YOUR INSTRUCTIONS |
Check each line of the data for "watermark" and select those that have it.
—————
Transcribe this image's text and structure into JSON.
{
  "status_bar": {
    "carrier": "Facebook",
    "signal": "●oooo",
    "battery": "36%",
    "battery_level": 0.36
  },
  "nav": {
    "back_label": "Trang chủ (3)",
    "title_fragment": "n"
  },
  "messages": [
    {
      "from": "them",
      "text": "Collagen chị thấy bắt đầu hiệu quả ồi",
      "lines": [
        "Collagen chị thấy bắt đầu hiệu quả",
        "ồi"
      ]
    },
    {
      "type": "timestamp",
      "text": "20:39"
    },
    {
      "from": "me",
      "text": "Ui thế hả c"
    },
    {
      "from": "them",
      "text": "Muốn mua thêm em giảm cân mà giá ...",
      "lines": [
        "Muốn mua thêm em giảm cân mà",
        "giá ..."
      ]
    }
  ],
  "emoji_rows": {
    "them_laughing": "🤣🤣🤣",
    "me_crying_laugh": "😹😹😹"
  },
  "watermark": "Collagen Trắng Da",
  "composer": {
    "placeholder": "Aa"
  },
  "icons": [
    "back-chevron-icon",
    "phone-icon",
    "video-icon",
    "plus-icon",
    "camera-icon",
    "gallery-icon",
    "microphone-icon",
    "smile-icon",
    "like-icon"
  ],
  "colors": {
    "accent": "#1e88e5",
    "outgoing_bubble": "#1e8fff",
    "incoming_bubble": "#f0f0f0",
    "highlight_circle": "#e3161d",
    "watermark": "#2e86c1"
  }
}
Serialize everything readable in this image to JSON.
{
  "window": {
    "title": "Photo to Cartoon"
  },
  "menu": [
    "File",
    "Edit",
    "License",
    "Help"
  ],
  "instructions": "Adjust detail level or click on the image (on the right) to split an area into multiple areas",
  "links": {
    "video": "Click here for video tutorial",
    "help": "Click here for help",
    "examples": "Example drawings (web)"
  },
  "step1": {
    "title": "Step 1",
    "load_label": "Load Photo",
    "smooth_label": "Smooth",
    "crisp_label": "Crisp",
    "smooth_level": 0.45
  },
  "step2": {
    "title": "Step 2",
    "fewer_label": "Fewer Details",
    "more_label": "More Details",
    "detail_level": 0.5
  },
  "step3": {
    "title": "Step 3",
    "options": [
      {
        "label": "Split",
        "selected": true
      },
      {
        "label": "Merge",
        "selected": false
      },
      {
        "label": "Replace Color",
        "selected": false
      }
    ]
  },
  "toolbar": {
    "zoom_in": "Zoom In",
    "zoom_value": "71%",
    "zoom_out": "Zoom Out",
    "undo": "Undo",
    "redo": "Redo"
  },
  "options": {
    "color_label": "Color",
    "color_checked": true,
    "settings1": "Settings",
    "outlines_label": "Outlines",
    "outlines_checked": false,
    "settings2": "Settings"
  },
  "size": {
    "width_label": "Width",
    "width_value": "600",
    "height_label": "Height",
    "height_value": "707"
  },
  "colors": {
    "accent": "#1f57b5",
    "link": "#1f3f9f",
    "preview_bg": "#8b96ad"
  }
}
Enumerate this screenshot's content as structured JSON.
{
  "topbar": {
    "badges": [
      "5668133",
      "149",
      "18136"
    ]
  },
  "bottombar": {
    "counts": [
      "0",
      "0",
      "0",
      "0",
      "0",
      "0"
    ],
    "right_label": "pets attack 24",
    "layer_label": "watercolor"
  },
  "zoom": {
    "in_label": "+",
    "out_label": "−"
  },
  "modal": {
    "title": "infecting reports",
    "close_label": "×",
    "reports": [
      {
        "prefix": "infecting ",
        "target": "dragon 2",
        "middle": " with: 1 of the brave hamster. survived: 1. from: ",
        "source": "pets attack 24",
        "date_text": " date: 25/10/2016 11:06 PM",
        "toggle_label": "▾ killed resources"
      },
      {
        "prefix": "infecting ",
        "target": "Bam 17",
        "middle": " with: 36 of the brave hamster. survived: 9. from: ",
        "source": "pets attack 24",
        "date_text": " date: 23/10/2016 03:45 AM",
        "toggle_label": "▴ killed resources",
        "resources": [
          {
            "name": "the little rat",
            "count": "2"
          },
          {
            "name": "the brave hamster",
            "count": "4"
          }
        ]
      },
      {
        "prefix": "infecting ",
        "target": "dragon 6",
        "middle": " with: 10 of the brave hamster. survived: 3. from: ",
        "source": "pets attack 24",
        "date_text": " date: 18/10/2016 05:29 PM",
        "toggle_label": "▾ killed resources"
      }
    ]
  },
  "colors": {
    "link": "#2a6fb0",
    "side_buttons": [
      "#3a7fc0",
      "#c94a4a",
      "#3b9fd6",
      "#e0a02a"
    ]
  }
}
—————
EXERCISE OUTPUT |
  "watermark": "Collagen Trắng Da",
    "watermark": "#2e86c1"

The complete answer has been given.